In the late 1520’s Martin Luther composed that famous hymn; ‘A Mighty Fortress is our God’, or in the original German; ‘Ein Feste Burg ist Unser Gott’. There is something about the original German I just love. It makes it sound even stronger somehow. I cannot say what reference inspired him to compose such a powerful hymn. Perhaps it was Psalm 18:2 “The LORD is my rock, my fortress and my deliverer; my God is my rock, in whom I take refuge, my shield and the horn of my salvation, my stronghold.” Or perhaps it was Psalm 31:2 “Tun your ear to me, come quickly to my rescue; be my rock of refuge, a strong fortress to save me.” Or perhaps it was Psalm 46:7 “The LORD almighty is with us; the God of Jacob is our fortress.”
Whatever the reference, I do like the idea of God being our fortress. There are some great parallels. Most obvious is safety. In times past, the fortress was one of the safest places a person could be. Its high walls of granite, its sturdy gates of iron, its towers and battlements, its cannons… when a person was shut up in a fortress it was almost impossible for anyone to get at them. So it is with our God. And how much of a comfort is this to our weary souls. We’re almost like the traveler, riding through the howling wilderness and haunted forest, facing the wind and rain, searching desperately for a place of safety where we can rest and spend the nigh, then standing on the hill, we see our fortress – the cross of Jesus Christ – our perfect resting place where guilt of sin is washed away in his atoning blood. Hope and relief stream into our soul and we rejoice in wonder of our salvation. With God our fortress, we rest safe and secure in his love for us. Sins might try to scale the walls, but they can’t get a foothold. The devil might shoot his arrows, but none can reach us. For ‘neither death nor life, neither angels or demons, neither the present or the future, nor any powers, neither height nor depth, nor anything else in all creation, will be able to separate us from the love of God that is in Christ Jesus our Lord.’ (Romans 8:37&38)
The fortress is also the place of provision. It’s a cozy place, shielded from the wind and rain. Here there are warm fires and warm beds. There is plenty of soup and bread, meat and potatoes, apples and pears, beer and wine. All is provided. There is no shortage here. Here travelers can wash away the mud from their journey, have their fill of supper, and sleep sweetly without disturbance. And how true is this for our God? How graciously and abundantly does he provide for those he loves! Our lives are packed to the rafters with grace upon grace, and mercy upon mercy. There are countless reasons for thanksgiving. And we can walk in full confidence, knowing that God’s grace to us will not run dry. For even to our old age and grey hairs, our God promises to sustain and carry us (Isaiah 46:4).
The fortress is also a high place.

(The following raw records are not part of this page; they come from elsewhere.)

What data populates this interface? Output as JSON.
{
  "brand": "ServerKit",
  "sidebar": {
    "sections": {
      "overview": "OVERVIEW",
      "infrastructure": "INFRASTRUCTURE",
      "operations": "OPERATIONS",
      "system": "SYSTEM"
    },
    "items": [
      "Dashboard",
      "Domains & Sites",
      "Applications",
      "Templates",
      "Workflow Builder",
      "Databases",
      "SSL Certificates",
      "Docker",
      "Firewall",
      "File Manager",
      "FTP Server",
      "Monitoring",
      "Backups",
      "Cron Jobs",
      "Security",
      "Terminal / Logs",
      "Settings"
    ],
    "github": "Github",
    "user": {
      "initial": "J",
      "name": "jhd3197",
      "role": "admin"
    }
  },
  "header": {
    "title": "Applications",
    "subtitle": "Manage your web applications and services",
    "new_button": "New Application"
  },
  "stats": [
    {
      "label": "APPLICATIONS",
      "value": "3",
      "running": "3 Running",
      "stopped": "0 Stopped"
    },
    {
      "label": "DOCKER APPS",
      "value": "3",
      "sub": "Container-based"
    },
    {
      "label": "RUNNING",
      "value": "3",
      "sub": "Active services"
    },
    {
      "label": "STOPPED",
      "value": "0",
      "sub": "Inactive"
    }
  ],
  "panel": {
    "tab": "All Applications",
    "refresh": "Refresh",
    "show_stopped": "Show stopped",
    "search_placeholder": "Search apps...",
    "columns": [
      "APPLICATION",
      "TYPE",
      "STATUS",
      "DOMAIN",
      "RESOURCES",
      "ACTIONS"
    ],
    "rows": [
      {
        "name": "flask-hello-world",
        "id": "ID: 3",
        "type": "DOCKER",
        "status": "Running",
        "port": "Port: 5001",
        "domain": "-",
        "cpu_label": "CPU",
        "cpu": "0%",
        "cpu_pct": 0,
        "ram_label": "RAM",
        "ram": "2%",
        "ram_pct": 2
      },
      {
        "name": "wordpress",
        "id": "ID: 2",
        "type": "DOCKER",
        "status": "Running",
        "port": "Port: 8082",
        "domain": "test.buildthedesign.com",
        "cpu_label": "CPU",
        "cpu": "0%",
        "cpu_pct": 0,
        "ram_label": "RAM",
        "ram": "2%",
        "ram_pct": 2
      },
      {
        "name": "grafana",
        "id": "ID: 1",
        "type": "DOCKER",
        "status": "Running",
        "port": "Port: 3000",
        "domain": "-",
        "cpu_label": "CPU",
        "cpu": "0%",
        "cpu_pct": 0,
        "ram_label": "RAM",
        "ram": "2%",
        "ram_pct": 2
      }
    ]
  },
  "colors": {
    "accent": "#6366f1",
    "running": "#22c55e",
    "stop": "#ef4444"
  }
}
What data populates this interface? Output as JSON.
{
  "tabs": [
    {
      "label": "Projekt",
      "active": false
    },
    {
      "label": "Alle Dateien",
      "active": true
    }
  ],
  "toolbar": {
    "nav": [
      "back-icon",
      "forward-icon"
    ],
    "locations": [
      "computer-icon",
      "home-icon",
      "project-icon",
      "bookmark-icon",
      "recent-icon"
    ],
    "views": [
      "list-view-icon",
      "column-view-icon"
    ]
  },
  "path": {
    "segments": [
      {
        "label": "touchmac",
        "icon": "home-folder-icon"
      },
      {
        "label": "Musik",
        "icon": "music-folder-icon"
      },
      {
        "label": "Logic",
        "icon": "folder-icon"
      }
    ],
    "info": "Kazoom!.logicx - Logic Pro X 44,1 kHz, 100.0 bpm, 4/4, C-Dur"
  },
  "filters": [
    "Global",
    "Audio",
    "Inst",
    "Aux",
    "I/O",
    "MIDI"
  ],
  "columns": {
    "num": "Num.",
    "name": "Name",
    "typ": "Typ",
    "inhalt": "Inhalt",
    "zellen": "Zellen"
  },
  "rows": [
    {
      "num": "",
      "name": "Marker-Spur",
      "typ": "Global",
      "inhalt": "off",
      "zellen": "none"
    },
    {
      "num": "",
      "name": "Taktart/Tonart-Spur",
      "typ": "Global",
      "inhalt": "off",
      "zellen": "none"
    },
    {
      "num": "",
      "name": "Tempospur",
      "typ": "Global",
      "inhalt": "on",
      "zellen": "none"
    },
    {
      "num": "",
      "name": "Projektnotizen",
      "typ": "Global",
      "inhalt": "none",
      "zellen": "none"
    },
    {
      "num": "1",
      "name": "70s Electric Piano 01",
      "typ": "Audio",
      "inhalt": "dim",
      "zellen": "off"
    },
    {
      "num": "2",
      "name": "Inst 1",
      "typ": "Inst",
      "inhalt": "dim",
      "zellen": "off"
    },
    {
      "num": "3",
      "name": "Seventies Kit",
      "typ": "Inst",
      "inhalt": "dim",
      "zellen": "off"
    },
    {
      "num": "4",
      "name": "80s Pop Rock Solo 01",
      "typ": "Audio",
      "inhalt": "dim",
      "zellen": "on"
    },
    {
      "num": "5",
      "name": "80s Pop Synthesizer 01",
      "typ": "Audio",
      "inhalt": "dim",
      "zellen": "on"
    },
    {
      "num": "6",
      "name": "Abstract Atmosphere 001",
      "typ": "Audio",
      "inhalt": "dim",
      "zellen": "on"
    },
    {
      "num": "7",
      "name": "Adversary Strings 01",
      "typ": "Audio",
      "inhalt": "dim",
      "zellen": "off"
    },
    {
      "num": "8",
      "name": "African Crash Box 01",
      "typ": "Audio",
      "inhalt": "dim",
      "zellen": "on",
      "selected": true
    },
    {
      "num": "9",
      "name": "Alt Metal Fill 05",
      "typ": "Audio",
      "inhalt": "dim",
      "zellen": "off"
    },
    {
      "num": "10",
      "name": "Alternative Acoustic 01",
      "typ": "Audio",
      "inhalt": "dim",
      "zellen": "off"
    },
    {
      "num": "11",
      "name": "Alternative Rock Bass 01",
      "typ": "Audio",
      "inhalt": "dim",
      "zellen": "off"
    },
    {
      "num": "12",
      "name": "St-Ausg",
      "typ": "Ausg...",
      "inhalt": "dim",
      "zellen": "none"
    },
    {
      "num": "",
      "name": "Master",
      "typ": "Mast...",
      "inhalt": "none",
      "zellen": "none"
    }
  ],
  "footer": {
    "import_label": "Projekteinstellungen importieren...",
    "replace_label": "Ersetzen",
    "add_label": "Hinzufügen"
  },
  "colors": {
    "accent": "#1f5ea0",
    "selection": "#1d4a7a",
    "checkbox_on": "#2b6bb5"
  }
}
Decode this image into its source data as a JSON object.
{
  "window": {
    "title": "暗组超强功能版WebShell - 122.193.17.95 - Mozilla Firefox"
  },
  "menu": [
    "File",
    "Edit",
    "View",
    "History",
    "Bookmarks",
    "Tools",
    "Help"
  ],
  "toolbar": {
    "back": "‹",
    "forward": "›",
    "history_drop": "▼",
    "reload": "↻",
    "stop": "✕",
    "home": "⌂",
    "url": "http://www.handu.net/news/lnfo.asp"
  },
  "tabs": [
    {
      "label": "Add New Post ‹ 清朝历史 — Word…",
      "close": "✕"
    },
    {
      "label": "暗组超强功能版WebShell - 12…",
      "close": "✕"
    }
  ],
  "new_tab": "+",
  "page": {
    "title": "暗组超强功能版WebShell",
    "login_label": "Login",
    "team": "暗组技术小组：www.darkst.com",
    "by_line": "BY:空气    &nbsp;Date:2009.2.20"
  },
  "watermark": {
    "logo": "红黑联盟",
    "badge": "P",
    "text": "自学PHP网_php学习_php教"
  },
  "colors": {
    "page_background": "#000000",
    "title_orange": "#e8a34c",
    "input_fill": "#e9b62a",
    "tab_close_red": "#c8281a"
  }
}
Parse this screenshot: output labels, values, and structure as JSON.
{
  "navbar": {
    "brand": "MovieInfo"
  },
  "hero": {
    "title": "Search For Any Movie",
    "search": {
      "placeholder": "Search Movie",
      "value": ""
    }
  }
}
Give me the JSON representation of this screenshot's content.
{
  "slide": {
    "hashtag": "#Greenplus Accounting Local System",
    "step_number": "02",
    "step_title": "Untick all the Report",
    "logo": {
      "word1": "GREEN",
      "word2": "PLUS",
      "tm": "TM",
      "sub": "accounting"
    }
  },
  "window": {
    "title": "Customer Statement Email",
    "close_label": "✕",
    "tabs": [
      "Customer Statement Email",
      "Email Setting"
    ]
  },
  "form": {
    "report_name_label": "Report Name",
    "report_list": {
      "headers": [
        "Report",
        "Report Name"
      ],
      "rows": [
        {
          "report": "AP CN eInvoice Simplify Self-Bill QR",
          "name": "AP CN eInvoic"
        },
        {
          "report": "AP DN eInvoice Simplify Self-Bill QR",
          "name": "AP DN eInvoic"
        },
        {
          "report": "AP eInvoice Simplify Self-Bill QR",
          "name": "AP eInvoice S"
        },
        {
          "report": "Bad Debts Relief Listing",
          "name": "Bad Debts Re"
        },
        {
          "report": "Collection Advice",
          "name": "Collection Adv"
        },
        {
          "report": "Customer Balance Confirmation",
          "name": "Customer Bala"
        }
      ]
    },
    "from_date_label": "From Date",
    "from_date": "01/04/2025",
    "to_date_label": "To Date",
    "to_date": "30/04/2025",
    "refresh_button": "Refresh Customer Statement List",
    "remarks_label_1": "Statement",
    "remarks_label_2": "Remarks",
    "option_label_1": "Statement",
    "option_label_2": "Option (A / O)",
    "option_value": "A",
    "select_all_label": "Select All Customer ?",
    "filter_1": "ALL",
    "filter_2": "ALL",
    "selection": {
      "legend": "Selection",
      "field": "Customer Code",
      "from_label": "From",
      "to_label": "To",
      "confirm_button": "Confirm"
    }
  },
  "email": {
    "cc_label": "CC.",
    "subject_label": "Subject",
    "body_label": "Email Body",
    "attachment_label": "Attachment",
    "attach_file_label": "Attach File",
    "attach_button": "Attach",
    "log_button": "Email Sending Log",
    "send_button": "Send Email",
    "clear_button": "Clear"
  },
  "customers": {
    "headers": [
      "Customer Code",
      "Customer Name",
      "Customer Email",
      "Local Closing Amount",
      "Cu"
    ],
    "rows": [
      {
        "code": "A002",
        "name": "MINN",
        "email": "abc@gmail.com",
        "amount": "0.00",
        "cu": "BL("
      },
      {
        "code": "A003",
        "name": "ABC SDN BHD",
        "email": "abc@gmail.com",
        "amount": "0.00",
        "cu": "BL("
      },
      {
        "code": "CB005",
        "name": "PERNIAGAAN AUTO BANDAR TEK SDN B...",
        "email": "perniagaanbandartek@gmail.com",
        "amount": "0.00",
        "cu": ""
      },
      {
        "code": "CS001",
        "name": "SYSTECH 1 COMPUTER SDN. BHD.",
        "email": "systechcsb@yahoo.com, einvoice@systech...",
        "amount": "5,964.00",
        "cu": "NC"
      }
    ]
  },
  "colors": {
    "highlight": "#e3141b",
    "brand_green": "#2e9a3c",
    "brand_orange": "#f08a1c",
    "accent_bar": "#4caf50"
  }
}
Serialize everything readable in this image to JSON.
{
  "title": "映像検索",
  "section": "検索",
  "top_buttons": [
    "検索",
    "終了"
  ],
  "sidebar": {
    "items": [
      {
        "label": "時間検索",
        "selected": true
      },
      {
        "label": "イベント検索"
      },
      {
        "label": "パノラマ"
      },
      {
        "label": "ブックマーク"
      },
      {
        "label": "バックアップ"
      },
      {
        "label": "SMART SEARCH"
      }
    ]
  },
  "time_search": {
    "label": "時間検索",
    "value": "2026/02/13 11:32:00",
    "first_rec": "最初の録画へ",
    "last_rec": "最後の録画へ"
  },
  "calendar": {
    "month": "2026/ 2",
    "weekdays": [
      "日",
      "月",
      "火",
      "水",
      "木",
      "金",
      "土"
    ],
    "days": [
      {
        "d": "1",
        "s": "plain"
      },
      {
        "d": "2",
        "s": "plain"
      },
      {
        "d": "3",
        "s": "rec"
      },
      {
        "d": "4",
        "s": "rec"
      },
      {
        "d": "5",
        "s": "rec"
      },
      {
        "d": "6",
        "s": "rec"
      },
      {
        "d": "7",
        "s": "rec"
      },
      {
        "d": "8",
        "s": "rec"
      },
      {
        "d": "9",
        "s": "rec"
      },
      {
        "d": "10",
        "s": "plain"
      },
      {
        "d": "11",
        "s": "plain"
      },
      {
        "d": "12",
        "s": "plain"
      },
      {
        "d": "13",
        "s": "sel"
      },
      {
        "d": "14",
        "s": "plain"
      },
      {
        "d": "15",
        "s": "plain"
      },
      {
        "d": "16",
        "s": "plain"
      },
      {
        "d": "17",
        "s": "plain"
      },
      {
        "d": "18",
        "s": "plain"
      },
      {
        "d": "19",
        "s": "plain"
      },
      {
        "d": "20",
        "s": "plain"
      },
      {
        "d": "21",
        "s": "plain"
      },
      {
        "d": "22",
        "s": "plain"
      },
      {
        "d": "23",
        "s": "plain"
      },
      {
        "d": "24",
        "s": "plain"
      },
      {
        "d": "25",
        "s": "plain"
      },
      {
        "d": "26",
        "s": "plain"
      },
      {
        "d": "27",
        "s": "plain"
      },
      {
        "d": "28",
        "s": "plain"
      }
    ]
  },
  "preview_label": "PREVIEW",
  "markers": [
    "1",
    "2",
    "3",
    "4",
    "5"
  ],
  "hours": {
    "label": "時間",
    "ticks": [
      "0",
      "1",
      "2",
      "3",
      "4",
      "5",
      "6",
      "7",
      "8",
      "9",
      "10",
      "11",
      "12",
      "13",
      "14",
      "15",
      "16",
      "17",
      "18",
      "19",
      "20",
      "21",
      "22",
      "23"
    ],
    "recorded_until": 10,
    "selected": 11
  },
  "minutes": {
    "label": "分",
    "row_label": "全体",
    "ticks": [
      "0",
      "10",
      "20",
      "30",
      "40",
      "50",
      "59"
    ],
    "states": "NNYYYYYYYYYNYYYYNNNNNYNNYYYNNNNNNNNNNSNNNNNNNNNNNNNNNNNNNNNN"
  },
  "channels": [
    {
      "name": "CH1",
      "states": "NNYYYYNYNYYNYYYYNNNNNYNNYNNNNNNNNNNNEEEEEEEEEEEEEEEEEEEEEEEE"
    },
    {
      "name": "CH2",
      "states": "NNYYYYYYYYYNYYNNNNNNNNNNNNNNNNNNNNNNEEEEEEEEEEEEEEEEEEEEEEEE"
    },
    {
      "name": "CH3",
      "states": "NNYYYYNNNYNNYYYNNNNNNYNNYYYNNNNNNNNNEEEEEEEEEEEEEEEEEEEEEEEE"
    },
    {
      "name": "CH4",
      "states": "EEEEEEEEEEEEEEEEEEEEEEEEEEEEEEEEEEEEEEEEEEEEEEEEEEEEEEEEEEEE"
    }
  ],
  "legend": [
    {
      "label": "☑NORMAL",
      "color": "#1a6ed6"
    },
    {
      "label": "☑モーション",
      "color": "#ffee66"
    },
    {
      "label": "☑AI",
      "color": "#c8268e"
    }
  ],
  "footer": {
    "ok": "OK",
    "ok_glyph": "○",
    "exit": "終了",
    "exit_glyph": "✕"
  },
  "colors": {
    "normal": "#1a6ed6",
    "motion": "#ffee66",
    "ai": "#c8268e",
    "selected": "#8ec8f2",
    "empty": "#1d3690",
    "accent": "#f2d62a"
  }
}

God lifts us up above the town, above the world, to the throne of God (Revelation 3:21). How spectacular! Here we enjoy the dizzying heights of God’s salvation that ‘no eye has seen, nor ear heard, no mind has conceived’ (1 Corinthians 2:9) And we stand at the window looking out though the eye of faith beyond the distant river to our heavenly Canaan; a rich green land flowing with milk and honey – a land our loving Father has prepared for us – a place where there will be ‘no more death, or mourning, or crying, or pain.’ (Revelation 21:4) And our hearts fill yearning.
Finally, the fortress is a place of good company. There is always good fellowship to be had where God resides. True, there are times when we can’t unburden ourselves completely, (as is the case when we wish to share our whole stories with those who in all likelihood, won’t understand) but there are still friends to be made and stories to be told nonetheless. I honestly can’t tell you how encouraged I was when I met for the first time with a group of men and women who also struggled in the realm of sexuality, yet decided to follow Christ. My heart was so uplifted. I always thank God for these dear brothers and sisters. Perhaps you have felt the same way with others – those select few with whom you can be more open. Our God really is a God who ‘sets the lonely in families’ (Psalm 68:6). And if he hasn’t done so for you yet, hold him to his promises and trust that he is good.
So with all the world against us, with Satan’s hell hounds snapping at our heels, let’s run to our God; our mighty fortress in whom we take refuge. For there is none who can defend us and keep us like our God.